In Mustafi v All-Pitch Roofing Ltd., the Court of Appeal of Alberta analyzed when an employer is vicariously liable for the negligent driving of an employee in a company owned vehicle. On Christmas Eve in 2007, Marc Carrol, an employee with All-Pitch Roofing (“All-Pitch”), got into an accident while driving a vehicle owned by All-Pitch. Mr. Carrol had been given access to the company truck and trailer in order to store his tools and to keep warm in the winter. The Court found that All-Pitch had explicitly instructed Mr. Carrol that he was only to use the company truck for those purposes, and was not to drive it. On the night in question, Mr. Carrol acted contrary to his employers instructions and drove the truck, during which an accident occurred.

The Plaintiff, Mustafi, was injured in the accident, and sued All-Pitch and Mr. Carrol; only the liability of All-Pitch was contested. At the trial level, All-Pitch was found to be not liable for the accident.

Counsel on the appeal did not argue the issue of vicarious liability at common law, and instead based their argument solely on section 187(2) of the Traffic Safety Act (RSA 2000 c T-6), which provides:

In an action for the recovery of loss or damage sustained by a person by reason of a motor vehicle on a highway, a person who, at the time that the loss or damage occurred,

  1. was driving the motor vehicle, and
  2. was in possession of the motor vehicle with the consent, expressed or implied, of the owner of the motor vehicle, is deemed with respect to that loss or damage,
  3. to be the agent or employee of the owner of the motor vehicle,
  4. to be employed as the agent or employee of the owner of the motor vehicle, and
  5. to be driving the motor vehicle in the course of that person’s employment.

Following this provision of the legislation, the Court concluded “it is clear from section 187(2) that the employer is liable if, at the time, the driver was in possession of the motor vehicle with the consent of the owner.” At the trial level, the Mugford v Kodiak Construction Ltd, (2004 ABCA 145) decision was used to argue that the employer needed to have given consent to both the driving and the possession of the vehicle in order to be found liable for the employee’s negligent driving. However, as the Traffic Safety Act has since been updated from the date of that decision, consent to driving is no longer needed to find liability on behalf of the employer. All that is required is the employer’s consent to possession of the motor vehicle.

As All-Pitch had provided Mr. Carrol with the keys to the truck, and had provided the truck so that Mr. Carrol could carry out his employment, “the condition not to drive the vehicle is unwritten and can be vitiated at the employer’s convenience with one phone call.” Therefore consent to possession was given by All-Pitch. As such, the majority of the Court of Appeal found the employer liable and allowed the appeal.

Interestingly, Justice O’Brien dissented from the majority of the Court of Appeal and declared that he would have dismissed the appeal and upheld the decision of the Trial Judge to find All-Pitch not liable for the accident. Justice O’Brien agreed that the legislation only requires the employer to give consent, whether express or implied, to the possession of the motor vehicle. However, Justice O’Brien concluded that, while Mr. Carrol had the consent to possession of the stationary vehicle, he did not have consent to possess the vehicle when it was being driven. Justice O’Brien explained:

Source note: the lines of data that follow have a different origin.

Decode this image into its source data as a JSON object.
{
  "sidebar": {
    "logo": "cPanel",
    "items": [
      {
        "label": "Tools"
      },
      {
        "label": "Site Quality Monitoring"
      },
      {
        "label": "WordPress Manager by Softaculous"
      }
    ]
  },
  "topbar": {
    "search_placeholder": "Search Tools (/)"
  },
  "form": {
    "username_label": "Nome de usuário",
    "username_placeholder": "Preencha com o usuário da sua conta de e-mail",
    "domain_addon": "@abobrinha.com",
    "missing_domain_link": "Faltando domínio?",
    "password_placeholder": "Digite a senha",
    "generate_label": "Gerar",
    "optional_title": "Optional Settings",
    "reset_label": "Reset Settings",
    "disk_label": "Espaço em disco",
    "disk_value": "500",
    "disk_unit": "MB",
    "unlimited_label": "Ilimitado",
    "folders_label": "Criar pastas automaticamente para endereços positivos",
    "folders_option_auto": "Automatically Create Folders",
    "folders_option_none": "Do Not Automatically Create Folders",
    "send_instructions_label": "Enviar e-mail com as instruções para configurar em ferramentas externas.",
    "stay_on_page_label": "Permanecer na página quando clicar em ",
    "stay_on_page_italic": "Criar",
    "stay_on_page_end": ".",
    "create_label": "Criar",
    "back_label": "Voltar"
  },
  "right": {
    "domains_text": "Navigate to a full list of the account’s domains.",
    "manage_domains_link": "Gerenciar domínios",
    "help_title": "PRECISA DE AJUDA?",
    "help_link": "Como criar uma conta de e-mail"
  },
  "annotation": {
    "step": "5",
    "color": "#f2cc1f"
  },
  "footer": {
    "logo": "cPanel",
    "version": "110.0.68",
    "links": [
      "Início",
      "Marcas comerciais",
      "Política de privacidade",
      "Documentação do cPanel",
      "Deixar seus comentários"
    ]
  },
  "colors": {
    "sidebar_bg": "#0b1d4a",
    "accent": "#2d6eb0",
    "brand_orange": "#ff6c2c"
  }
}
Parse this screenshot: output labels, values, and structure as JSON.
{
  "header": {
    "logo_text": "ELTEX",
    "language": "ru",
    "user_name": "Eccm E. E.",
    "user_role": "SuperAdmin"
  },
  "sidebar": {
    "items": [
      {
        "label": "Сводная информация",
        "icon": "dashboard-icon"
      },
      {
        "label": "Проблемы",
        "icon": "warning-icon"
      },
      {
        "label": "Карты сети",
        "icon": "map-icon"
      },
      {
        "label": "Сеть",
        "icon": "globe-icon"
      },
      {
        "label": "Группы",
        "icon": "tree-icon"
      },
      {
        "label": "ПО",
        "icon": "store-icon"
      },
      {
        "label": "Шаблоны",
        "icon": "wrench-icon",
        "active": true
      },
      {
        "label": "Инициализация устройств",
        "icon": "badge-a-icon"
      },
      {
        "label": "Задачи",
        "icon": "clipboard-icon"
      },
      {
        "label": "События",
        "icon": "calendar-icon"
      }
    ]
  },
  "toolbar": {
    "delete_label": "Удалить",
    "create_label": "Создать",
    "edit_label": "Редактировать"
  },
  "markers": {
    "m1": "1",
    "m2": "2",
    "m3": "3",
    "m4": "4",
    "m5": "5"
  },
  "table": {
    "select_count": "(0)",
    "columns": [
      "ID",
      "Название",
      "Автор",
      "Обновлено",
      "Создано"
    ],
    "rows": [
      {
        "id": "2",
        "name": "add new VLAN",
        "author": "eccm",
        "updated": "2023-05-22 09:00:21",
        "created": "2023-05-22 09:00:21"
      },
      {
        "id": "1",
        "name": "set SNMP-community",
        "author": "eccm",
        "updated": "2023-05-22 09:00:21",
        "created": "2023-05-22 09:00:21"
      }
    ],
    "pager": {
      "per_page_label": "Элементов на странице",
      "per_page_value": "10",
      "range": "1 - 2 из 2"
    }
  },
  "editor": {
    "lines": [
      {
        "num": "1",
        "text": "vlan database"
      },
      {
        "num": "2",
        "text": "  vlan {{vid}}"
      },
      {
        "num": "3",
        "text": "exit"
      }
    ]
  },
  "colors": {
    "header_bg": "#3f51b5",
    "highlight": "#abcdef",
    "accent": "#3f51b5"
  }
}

What started as possession with consent may be transformed by theft, or another unlawful act, into wrongful possession to which no consent was given.

Nevertheless, the majority of the Court of Appeal still concluded that consent to possession was given and therefore found All-Pitch liable.

Due to the current Traffic Safety Act, employers should be careful when giving employees possession of a motor vehicle owned by the company. As evidenced in Mustafi v All-Pitch Roofing Ltd., even when the employee is not supposed to drive the vehicle to which they have the keys, the employer can still be found to have consented to possession, opening them up to liability from an injured third-party.